_How to complete this task_
All lines of the material must be output verbatim.

_Records for this task_
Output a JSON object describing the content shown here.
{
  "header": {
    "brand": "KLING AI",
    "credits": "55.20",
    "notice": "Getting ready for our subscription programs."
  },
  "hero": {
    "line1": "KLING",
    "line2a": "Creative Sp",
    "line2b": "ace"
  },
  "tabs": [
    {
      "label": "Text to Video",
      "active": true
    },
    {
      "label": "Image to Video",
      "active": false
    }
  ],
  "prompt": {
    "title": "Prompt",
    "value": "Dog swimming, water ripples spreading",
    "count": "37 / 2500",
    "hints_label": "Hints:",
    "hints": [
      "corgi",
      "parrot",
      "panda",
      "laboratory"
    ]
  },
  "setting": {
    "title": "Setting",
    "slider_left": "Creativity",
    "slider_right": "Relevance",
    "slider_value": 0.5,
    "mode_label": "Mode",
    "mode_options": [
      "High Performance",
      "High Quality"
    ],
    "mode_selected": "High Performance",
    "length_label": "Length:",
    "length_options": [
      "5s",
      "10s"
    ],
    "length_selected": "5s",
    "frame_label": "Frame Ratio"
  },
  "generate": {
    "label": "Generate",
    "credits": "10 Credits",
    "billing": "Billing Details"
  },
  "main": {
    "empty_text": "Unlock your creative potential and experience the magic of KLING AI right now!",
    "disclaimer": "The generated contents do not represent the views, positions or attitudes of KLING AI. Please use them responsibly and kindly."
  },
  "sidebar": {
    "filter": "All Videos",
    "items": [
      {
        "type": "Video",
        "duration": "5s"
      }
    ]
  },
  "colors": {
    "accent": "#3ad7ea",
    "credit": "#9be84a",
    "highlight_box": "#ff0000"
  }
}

_Answer section_
Output a JSON object describing the content shown here.
{
  "header": {
    "brand": "KLING AI",
    "credits": "55.20",
    "notice": "Getting ready for our subscription programs."
  },
  "hero": {
    "line1": "KLING",
    "line2a": "Creative Sp",
    "line2b": "ace"
  },
  "tabs": [
    {
      "label": "Text to Video",
      "active": true
    },
    {
      "label": "Image to Video",
      "active": false
    }
  ],
  "prompt": {
    "title": "Prompt",
    "value": "Dog swimming, water ripples spreading",
    "count": "37 / 2500",
    "hints_label": "Hints:",
    "hints": [
      "corgi",
      "parrot",
      "panda",
      "laboratory"
    ]
  },
  "setting": {
    "title": "Setting",
    "slider_left": "Creativity",
    "slider_right": "Relevance",
    "slider_value": 0.5,
    "mode_label": "Mode",
    "mode_options": [
      "High Performance",
      "High Quality"
    ],
    "mode_selected": "High Performance",
    "length_label": "Length:",
    "length_options": [
      "5s",
      "10s"
    ],
    "length_selected": "5s",
    "frame_label": "Frame Ratio"
  },
  "generate": {
    "label": "Generate",
    "credits": "10 Credits",
    "billing": "Billing Details"
  },
  "main": {
    "empty_text": "Unlock your creative potential and experience the magic of KLING AI right now!",
    "disclaimer": "The generated contents do not represent the views, positions or attitudes of KLING AI. Please use them responsibly and kindly."
  },
  "sidebar": {
    "filter": "All Videos",
    "items": [
      {
        "type": "Video",
        "duration": "5s"
      }
    ]
  },
  "colors": {
    "accent": "#3ad7ea",
    "credit": "#9be84a",
    "highlight_box": "#ff0000"
  }
}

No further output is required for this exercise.